For the most part food assistance recipients don’t choose to be low-income individual and householders, they simply aren’t paid enough by the business owners that employ them or the so-called job creators haven’t created enough jobs to employ them all at a living wage.

And low-income individuals and households are not wasting food assistance either.

According to a recent survey, 25% of Americans spend less that $100 per week on food; a third of them spending less than $50 per week. These are for the most part the low-income individuals and households who receive food assistance and they are getting by on amazingly little food.

The same survey reports that 10% of Americans spend $300 or more per week on food.[9] Let me reemphasize the phrase “or more”; the more an individual or family earns the more they tend to spend. And $300 is six times as much as many low-income earners spend!

A 2009 study indicated that households with incomes of $150,000 and over spent on average almost three times as much on food as households with less than $70,000 incomes.[10] And $70,000 isn’t low-income!

My point is that there is no defense for the position of Republicans like Tim Walberg who call assistance for farmers, companies that insures crops, various programs for commodity pricing or programs that lend to farmers or guarantee farm loans calling them “productive” when they are just “subsidies” or “welfare” for people in the farm business.

Also, it is dishonest to point out that food assistance makes up 78.5% of the farm bill without also pointing out that the average recipient of food assistance only realizes about $1,600 in benefits annually compared to the average benefit per farm which is roughly $94,750.

The farm bill that emerged from the Senate with bipartisan support was a pathetic! It continued to prop up the agribusiness sectors with money for farmers, insurers, market makers and lenders but it pulled the rug right off from under low income individuals and households.

The farm bill that emerged from the House was so socially unjust that it should have brought the people into the streets!

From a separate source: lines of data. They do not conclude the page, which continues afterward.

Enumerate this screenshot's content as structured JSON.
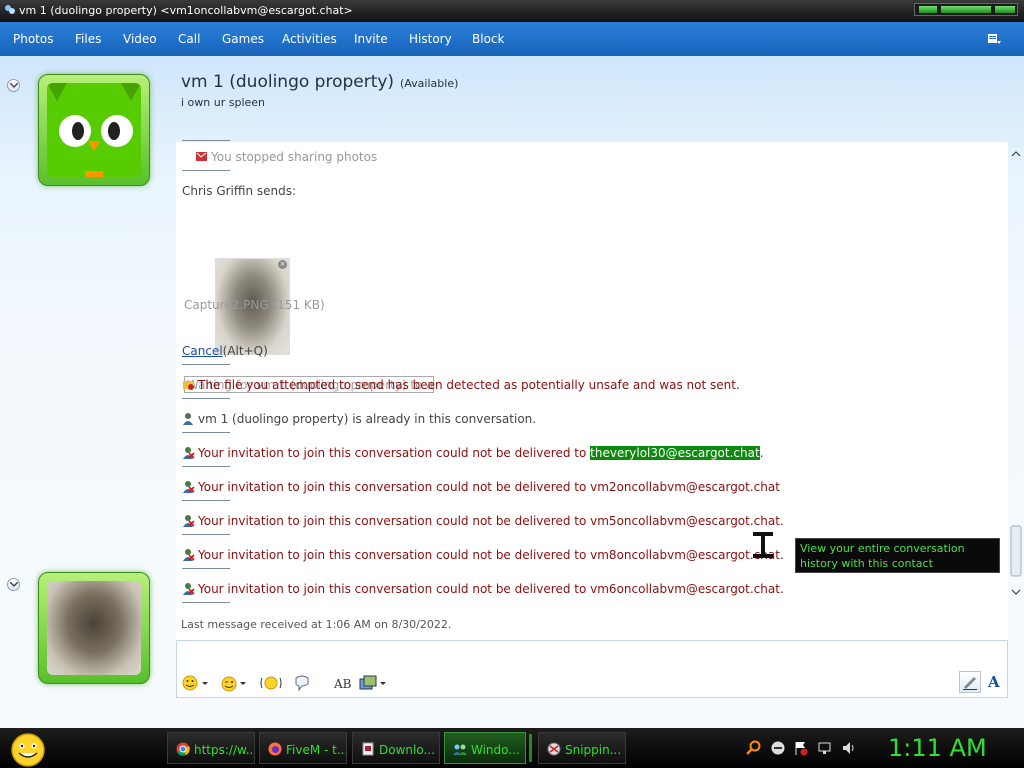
{
  "window": {
    "title": "vm 1 (duolingo property) <vm1oncollabvm@escargot.chat>"
  },
  "menu": {
    "items": [
      "Photos",
      "Files",
      "Video",
      "Call",
      "Games",
      "Activities",
      "Invite",
      "History",
      "Block"
    ]
  },
  "contact": {
    "name": "vm 1 (duolingo property)",
    "status": "(Available)",
    "personal_message": "i own ur spleen"
  },
  "conversation": {
    "photo_notice": "You stopped sharing photos",
    "sender_line": "Chris Griffin sends:",
    "file_name": "Capture2.PNG (151 KB)",
    "waiting_text": "Waiting for vm 1 (duolingo property) to ac...",
    "cancel_link": "Cancel",
    "cancel_shortcut": "(Alt+Q)",
    "unsafe_notice": "The file you attempted to send has been detected as potentially unsafe and was not sent.",
    "already_in": "vm 1 (duolingo property) is already in this conversation.",
    "invite_prefix": "Your invitation to join this conversation could not be delivered to",
    "invite_failures": [
      {
        "email": "theverylol30@escargot.chat",
        "suffix": "."
      },
      {
        "email": "vm2oncollabvm@escargot.chat",
        "suffix": ""
      },
      {
        "email": "vm5oncollabvm@escargot.chat",
        "suffix": "."
      },
      {
        "email": "vm8oncollabvm@escargot.chat",
        "suffix": "."
      },
      {
        "email": "vm6oncollabvm@escargot.chat",
        "suffix": "."
      }
    ],
    "last_message": "Last message received at 1:06 AM on 8/30/2022."
  },
  "tooltip": {
    "text": "View your entire conversation history with this contact"
  },
  "taskbar": {
    "items": [
      {
        "label": "https://w...",
        "icon": "chrome-icon"
      },
      {
        "label": "FiveM - t...",
        "icon": "firefox-icon"
      },
      {
        "label": "Downlo...",
        "icon": "download-icon"
      },
      {
        "label": "Windo...",
        "icon": "messenger-icon"
      },
      {
        "label": "Snippin...",
        "icon": "snipping-icon"
      }
    ],
    "clock": "1:11 AM"
  },
  "colors": {
    "accent_green": "#2fe02f",
    "menu_blue": "#1f6fc8",
    "error_red": "#8b0f0f",
    "highlight_green": "#0d8a0d"
  }
}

What will it take to bring working class people to the point of outrage? How much indignity must America’s low-income individuals and households have to suffer before they are move to action?

We talk about expanding programs like Medicaid or food assistance; we talk about raising the minimum wage; we talk about extending unemployment; we talk about better education for the unemployed or underemployed; but we don’t strike the root or the core of the problem … the money system and the flight of money from the bottom where human labor earns it to the top where a privileged class collects interest by lending us all of the money in circulation while avoiding their duty to pay for labor, materials, technology or taxes.

Working class people should not have to beg for subsidies and the owners should be able to earn their way without subsidies. Ironic that we deny welfare to those who need it most and grant welfare to those who insist that there is no need for it?

[1] WIN 98.5 (Interview), Congressman Walberg answers Stabenow's criticism on House Farm Bill passage, Friday, July 12, 2013, 2:27 PM EDT. See <  >.
[2] Source: Growing A Nation: The Story of American Agriculture, "Historical Timeline — Farmers & the Land", extracted July 14, 2013. See <  >.
[3] Source: U.S. Environmental Protection Agency > Agriculture > Ag 101 > Demographics, extracted July 14, 2013. See < >.
[4] Source: Congressional Research Service, "What Is the Farm Bill?" June 21, 2013. See < >.
[5] Source: Congressional Research Service, "What Is the Farm Bill?" June 21, 2013. See < >.
[6] Source: Congressional Research Service, "What Is the Farm Bill?" June 21, 2013. See < >.
[7] S. 954: Agriculture Reform, Food, and Jobs Act of 2013. See < >.
[8] H.R. 2642: Federal Agriculture Reform and Risk Management Act of 2013. See < >.
[9] Source: Gallup Wellbeing, "Americans Spend $151 a Week on Food; the High-Income, $180", August 2, 2012. See < >.
[10] Source: U.S. Census Bureau, Statistical Abstract of the United States: 2012, "Income, Expenditures, Poverty, and Wealth", page 451, Table 688, "Average Annual Expenditures of All Consumer Units by